The traditional horse-drawn dray with the brewery in the background.Picture: Chris Roberts.
The traditional horse-drawn dray with the brewery in the background.Picture: Chris Roberts.
Dray-master Roger Hughes tells one of his horses that he has done a great job. Pictures: Supplied.
Dray-master Roger Hughes tells one of his horses that he has done a great job. Pictures: Supplied.
The mill is in a traditional Victorian tower building.
The mill is in a traditional Victorian tower building.
Picture the scene. You are driving down a shady English lane when suddenly you spot some huge, but gentle, Shire horses ambling towards you, drawing a cart (also known as a dray). Stacked on it are barrels of beer being transported to some of the local pubs.

The Hook Norton Brewery in the county of Oxfordshire has been following this tradition since 1849. Five generations of the family have plied this craft and visitors are welcome to pop in to gain some insight into the workings of an active brewery which produces ale glorifying in names like Old Hooky, Hooky, and Hooky Gold.

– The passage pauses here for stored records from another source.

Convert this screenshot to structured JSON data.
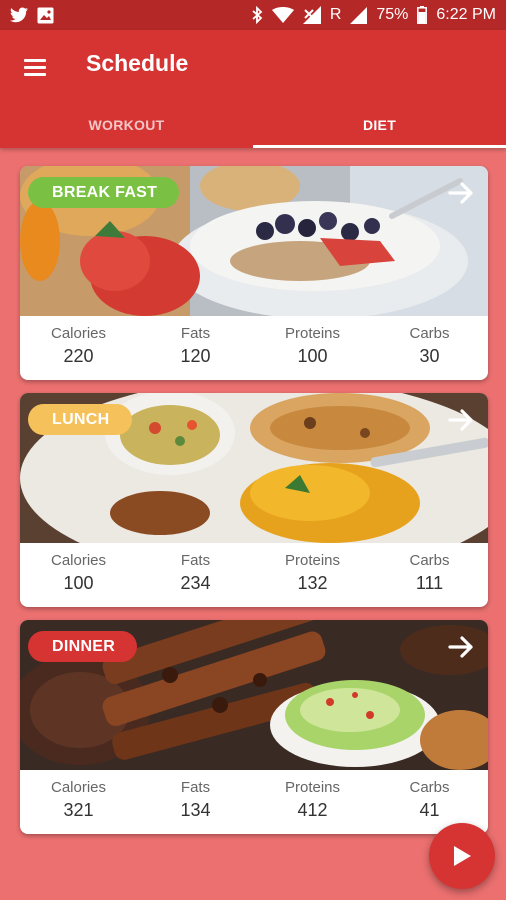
{
  "status_bar": {
    "battery": "75%",
    "time": "6:22 PM",
    "roaming": "R",
    "icons": [
      "twitter-icon",
      "image-icon",
      "bluetooth-icon",
      "wifi-icon",
      "no-signal-icon",
      "signal-icon",
      "battery-icon"
    ]
  },
  "app_bar": {
    "title": "Schedule",
    "menu_icon": "hamburger-menu-icon"
  },
  "tabs": [
    {
      "label": "WORKOUT",
      "active": false
    },
    {
      "label": "DIET",
      "active": true
    }
  ],
  "meals": [
    {
      "name": "BREAK FAST",
      "badge_color": "#7ac143",
      "stats": [
        {
          "label": "Calories",
          "value": "220"
        },
        {
          "label": "Fats",
          "value": "120"
        },
        {
          "label": "Proteins",
          "value": "100"
        },
        {
          "label": "Carbs",
          "value": "30"
        }
      ]
    },
    {
      "name": "LUNCH",
      "badge_color": "#f5c15a",
      "stats": [
        {
          "label": "Calories",
          "value": "100"
        },
        {
          "label": "Fats",
          "value": "234"
        },
        {
          "label": "Proteins",
          "value": "132"
        },
        {
          "label": "Carbs",
          "value": "111"
        }
      ]
    },
    {
      "name": "DINNER",
      "badge_color": "#d63333",
      "stats": [
        {
          "label": "Calories",
          "value": "321"
        },
        {
          "label": "Fats",
          "value": "134"
        },
        {
          "label": "Proteins",
          "value": "412"
        },
        {
          "label": "Carbs",
          "value": "41"
        }
      ]
    }
  ],
  "colors": {
    "background": "#ec7070",
    "app_bar": "#d63333",
    "status_bar": "#b52828",
    "fab": "#d63333"
  },
  "fab_icon": "play-icon",
  "card_arrow_icon": "arrow-right-icon"
}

In fact, I could almost imagine naughty schoolboys “playing hooky” from school so they could sink an illicit Hooky or two!

The brewing plant is a traditional Victorian “tower” brewery; a rather sombre, yet intriguing brick building. Up until 2006 the brewing process was powered by steam.

The nearest big town is Banbury, but the countryside here is typical of rural England: farmland, rolling pastures, contented cattle and sheep, beautiful old trees, and winding lanes.

As a non-beer drinker, for me the most fascinating part of my visit was to chat with dray-master Roger Hughes - a role which he fills with aplomb and charm. His neatly trimmed white beard, side-whiskers, moustache, rosy cheeks and bowler hat lend him a somewhat rakish air. The horses clearly love him, nuzzling up against his hands (which invariably hold some sort of treat) while moving their great hooves with care, so as not to rudely stamp on Hughes’ feet. Such well-mannered behaviour is also reassuring for visitors like me.

A guided tour explaining how the ales are brewed and fermented holds particular interest for the menfolk, such as the process followed with mashing on the top floor, boiling in the middle, fermentation and racking at the bottom.

Any who might feel less inclined to hang avidly on such brewer’s gems can head for the coffee shop and bar; where delicious home-made fare is served. Or they can indulge in a visit to the shop, which provides some unique gifts and, naturally, beer.

The kids, and horse lovers, will probably jump at a chance to pop down to the stables to meet the equine stars.

To get to the Hook Norton Brewery, take the A44 from Oxford to Chipping Norton; or the A361 from Banbury and follow the signs, or ask a friendly passer-by. Even the drive is pure pleasure and on a hot day a beer goes down a treat!